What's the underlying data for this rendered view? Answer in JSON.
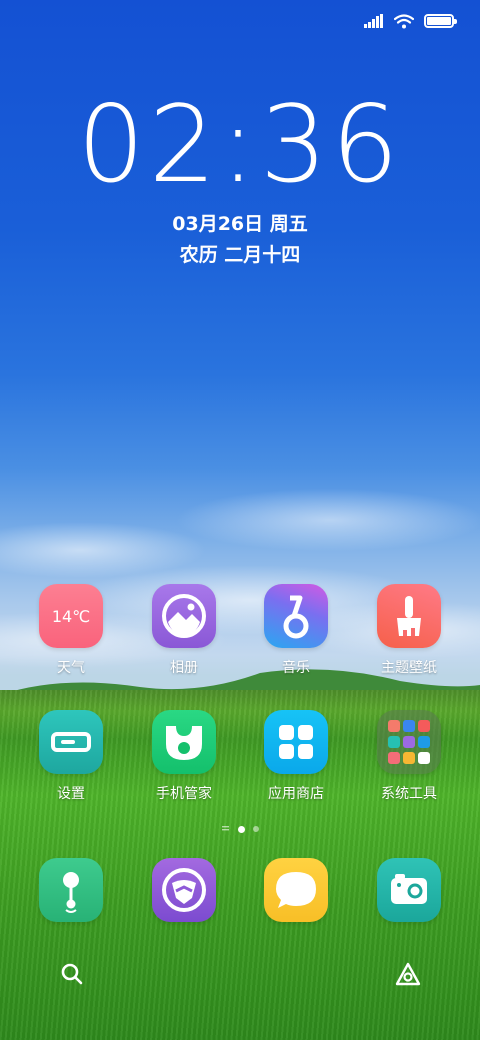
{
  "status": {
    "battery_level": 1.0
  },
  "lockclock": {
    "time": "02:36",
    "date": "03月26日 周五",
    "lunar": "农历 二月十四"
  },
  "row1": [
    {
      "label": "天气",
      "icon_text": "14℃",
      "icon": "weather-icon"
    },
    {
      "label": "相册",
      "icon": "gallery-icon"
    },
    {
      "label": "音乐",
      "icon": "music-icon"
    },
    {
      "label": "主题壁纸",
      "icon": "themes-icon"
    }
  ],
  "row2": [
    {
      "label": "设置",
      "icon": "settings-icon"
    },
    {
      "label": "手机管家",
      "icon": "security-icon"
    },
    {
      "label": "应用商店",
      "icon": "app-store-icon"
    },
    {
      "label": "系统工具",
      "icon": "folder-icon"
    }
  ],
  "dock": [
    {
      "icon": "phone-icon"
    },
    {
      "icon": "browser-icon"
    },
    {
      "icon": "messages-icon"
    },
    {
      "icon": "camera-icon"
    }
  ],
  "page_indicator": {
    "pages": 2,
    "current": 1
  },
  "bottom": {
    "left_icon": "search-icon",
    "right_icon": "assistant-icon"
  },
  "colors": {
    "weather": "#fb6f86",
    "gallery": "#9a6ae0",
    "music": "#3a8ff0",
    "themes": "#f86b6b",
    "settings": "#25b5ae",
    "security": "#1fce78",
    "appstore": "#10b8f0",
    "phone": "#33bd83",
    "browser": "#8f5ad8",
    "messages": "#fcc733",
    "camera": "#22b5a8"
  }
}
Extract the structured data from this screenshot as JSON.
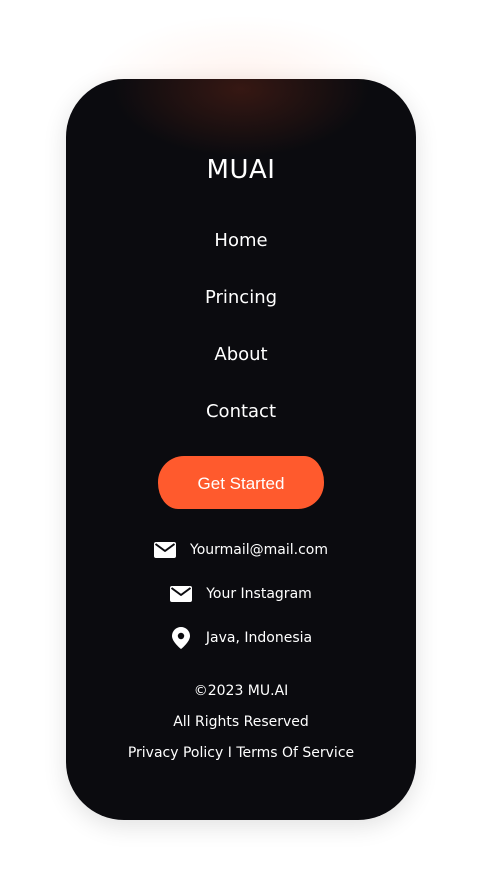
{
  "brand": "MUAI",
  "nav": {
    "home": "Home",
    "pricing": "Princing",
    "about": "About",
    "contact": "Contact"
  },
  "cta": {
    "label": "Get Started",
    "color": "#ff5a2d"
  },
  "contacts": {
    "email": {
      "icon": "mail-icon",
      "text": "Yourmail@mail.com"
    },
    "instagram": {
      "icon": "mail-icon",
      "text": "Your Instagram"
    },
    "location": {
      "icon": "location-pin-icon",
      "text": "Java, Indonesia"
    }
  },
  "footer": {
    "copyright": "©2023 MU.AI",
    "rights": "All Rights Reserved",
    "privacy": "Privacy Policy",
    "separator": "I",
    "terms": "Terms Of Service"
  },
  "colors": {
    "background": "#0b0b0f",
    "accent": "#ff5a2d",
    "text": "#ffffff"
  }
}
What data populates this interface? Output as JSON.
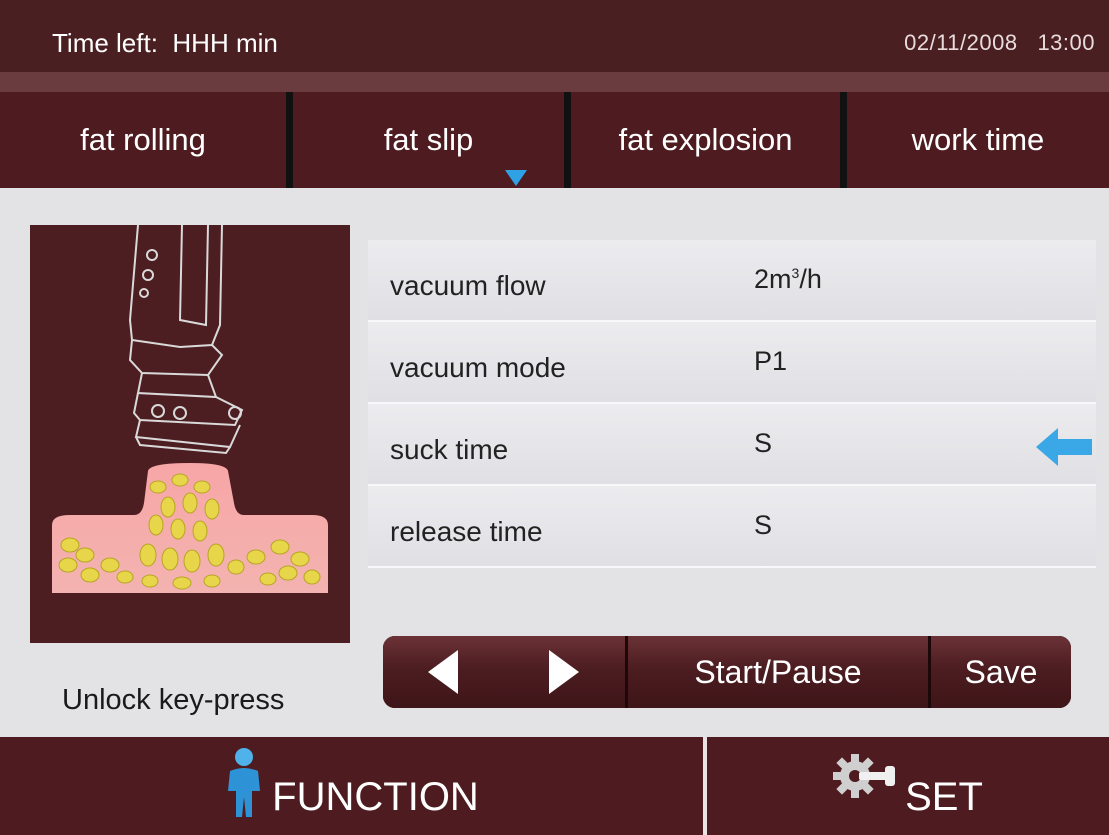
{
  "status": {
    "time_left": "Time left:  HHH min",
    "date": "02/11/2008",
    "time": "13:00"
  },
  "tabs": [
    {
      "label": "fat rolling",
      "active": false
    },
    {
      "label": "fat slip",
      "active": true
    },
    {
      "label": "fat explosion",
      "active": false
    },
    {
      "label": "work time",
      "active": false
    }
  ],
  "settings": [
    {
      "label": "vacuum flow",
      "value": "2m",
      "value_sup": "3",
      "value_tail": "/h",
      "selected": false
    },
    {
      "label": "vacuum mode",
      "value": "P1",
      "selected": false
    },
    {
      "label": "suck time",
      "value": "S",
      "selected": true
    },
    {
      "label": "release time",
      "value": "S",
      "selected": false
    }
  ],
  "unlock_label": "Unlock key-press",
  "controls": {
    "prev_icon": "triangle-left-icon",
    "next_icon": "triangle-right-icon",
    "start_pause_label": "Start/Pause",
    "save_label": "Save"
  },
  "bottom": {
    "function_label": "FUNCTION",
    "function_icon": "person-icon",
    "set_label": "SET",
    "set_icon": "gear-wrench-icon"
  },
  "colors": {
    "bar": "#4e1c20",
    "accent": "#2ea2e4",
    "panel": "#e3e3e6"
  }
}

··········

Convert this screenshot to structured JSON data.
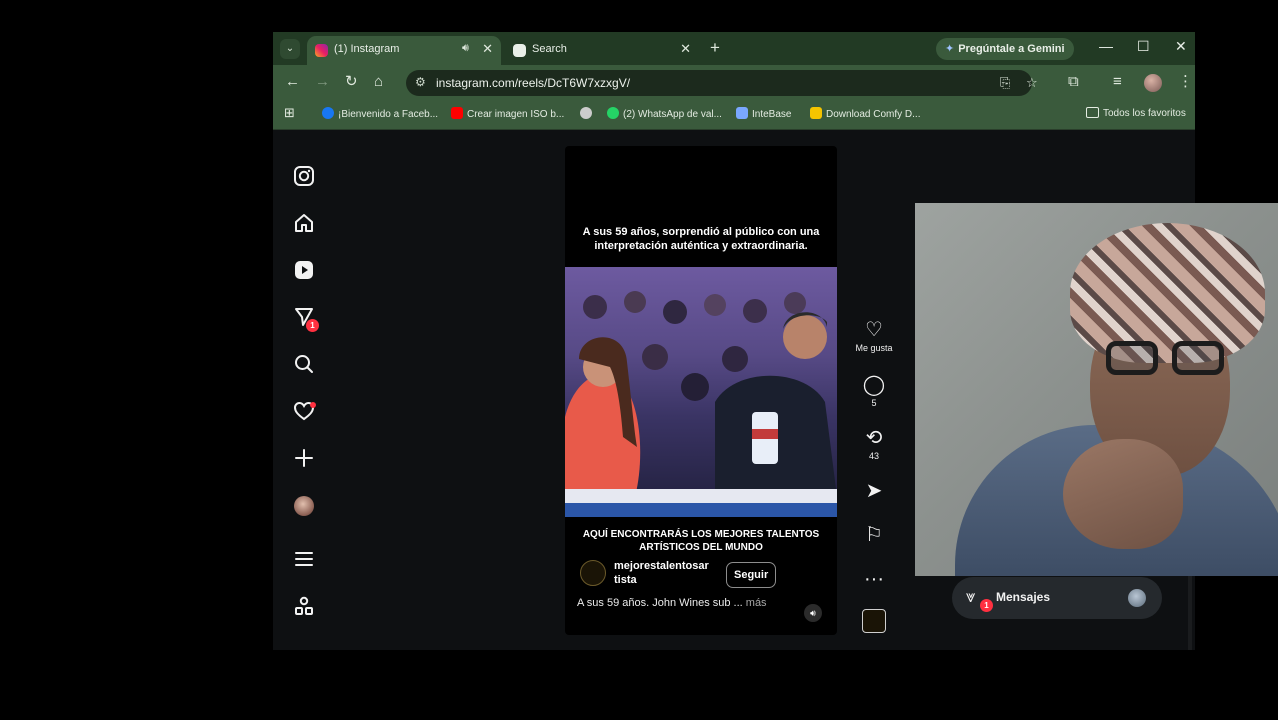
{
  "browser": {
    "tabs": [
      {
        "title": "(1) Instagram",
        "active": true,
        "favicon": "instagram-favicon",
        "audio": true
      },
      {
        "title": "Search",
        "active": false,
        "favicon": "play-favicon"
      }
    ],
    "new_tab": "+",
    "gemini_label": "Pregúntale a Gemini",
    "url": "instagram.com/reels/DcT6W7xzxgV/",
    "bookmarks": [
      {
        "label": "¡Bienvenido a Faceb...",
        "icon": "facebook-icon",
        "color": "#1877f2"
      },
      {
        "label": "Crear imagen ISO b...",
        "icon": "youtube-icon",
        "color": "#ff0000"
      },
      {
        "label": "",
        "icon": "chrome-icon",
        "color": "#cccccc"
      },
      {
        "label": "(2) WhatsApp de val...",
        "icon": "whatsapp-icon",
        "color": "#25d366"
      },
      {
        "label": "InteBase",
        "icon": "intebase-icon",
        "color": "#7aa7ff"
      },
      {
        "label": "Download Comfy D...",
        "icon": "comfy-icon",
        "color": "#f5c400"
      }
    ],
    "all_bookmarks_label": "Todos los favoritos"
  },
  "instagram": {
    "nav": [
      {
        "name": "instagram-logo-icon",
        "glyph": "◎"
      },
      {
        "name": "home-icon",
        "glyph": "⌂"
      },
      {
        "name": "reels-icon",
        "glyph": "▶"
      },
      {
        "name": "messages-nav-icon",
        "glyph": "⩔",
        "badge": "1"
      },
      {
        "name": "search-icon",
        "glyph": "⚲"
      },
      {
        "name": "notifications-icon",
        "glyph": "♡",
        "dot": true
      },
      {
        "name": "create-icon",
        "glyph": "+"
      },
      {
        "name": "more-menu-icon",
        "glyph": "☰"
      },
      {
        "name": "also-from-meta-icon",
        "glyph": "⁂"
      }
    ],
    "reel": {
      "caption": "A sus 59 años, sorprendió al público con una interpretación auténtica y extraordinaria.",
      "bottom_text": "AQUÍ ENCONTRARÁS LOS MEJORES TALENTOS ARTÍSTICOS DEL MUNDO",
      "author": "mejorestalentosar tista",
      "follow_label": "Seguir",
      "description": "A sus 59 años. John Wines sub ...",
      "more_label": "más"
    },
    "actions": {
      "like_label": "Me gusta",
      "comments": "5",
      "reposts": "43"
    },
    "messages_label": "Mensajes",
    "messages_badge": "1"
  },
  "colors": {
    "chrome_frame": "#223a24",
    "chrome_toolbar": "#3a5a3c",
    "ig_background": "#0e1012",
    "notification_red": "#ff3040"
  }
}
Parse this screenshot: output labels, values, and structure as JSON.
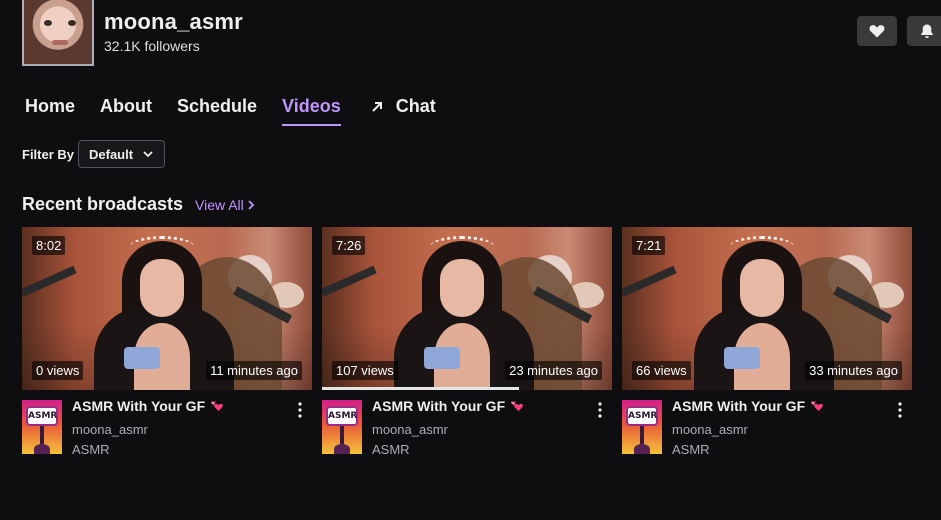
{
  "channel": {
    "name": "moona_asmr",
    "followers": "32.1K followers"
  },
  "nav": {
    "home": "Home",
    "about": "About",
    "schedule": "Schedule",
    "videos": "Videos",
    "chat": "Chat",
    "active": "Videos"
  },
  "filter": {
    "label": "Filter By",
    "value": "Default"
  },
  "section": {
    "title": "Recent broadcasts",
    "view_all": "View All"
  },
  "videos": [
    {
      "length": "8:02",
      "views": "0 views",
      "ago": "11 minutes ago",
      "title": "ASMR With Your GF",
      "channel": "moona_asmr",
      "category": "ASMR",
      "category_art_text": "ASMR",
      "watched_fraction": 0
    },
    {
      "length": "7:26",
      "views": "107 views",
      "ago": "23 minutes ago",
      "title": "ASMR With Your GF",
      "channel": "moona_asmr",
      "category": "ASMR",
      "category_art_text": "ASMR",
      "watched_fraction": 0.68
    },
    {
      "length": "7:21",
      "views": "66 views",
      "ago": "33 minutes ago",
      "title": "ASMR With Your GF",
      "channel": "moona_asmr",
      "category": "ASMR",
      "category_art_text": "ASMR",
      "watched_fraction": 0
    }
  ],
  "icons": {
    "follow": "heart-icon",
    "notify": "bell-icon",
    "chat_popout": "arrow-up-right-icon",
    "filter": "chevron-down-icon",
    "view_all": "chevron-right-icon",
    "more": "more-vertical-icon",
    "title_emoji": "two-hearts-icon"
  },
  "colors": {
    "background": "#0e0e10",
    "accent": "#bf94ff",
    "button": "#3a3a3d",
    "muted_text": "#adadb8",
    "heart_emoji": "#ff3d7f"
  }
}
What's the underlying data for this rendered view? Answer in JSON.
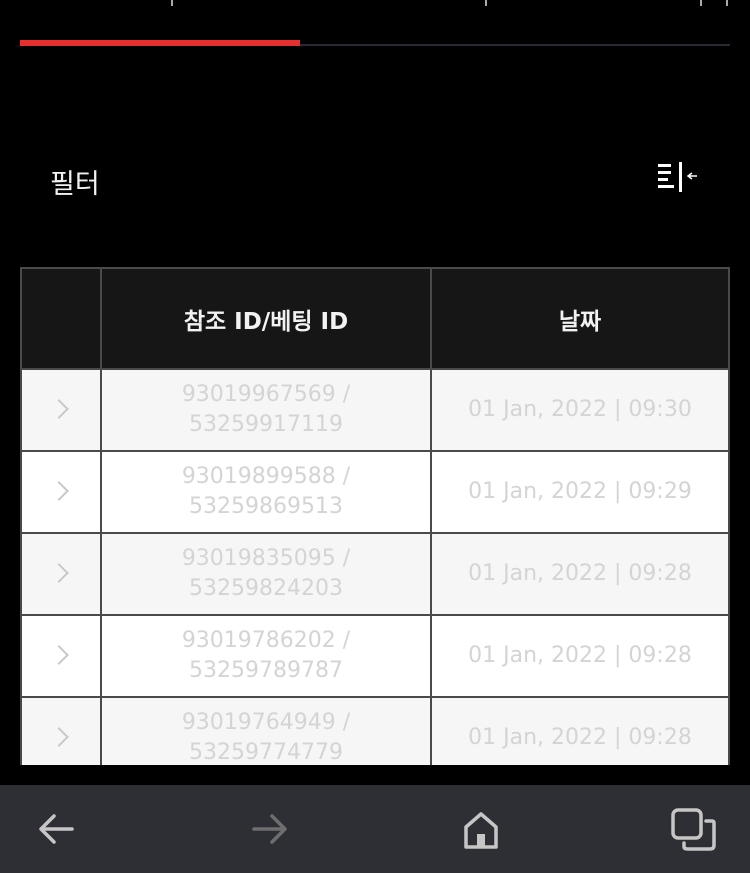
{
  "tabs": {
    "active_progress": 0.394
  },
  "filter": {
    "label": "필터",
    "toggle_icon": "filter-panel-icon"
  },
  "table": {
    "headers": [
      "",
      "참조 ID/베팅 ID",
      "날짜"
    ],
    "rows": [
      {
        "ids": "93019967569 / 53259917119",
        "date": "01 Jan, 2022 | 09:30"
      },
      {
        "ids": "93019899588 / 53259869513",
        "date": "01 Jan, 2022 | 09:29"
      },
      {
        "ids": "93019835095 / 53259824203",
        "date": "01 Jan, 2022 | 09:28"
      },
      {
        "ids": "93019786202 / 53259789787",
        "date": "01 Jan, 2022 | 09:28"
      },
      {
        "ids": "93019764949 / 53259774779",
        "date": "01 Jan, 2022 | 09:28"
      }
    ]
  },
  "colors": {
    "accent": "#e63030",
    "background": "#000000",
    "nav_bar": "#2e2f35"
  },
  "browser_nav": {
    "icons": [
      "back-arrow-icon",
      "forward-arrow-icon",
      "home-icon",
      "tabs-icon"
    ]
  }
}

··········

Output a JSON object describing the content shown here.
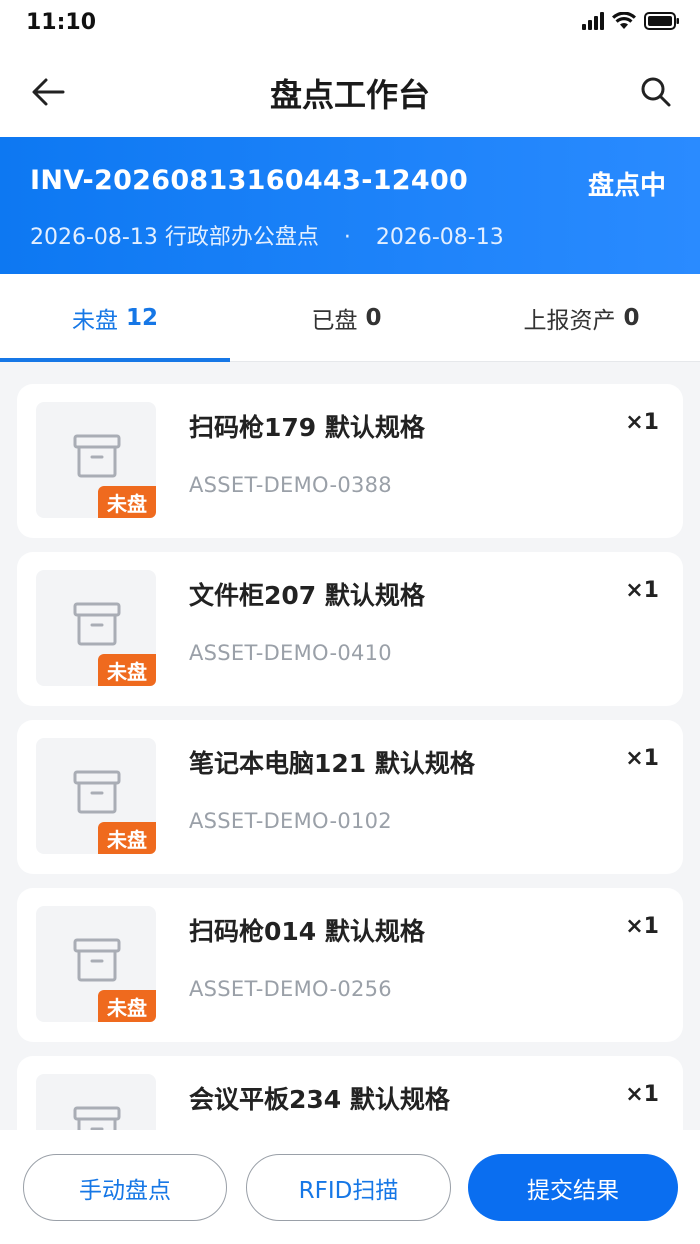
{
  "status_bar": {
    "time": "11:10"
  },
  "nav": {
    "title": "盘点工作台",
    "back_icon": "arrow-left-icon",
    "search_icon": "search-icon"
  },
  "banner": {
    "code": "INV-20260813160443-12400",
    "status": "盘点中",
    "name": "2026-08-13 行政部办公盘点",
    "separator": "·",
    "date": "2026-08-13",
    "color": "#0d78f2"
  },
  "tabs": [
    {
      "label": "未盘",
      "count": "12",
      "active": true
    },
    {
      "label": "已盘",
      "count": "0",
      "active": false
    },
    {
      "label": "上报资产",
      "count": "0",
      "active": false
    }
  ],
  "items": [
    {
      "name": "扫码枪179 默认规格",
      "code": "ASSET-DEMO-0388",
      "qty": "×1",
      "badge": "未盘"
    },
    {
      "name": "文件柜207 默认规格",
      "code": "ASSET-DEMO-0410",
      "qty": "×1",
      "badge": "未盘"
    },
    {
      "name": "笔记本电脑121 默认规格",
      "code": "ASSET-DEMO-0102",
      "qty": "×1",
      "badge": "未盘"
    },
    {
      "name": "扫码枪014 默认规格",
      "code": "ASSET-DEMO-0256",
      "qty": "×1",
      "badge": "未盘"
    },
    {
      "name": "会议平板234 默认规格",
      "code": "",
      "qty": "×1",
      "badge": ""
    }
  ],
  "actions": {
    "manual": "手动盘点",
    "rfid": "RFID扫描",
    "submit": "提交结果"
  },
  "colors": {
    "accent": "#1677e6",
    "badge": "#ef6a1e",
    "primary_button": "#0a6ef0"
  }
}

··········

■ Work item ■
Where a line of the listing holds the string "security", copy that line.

■ Solution for this task ■
      "icon": "security-icon"
    "security": "#1fce78",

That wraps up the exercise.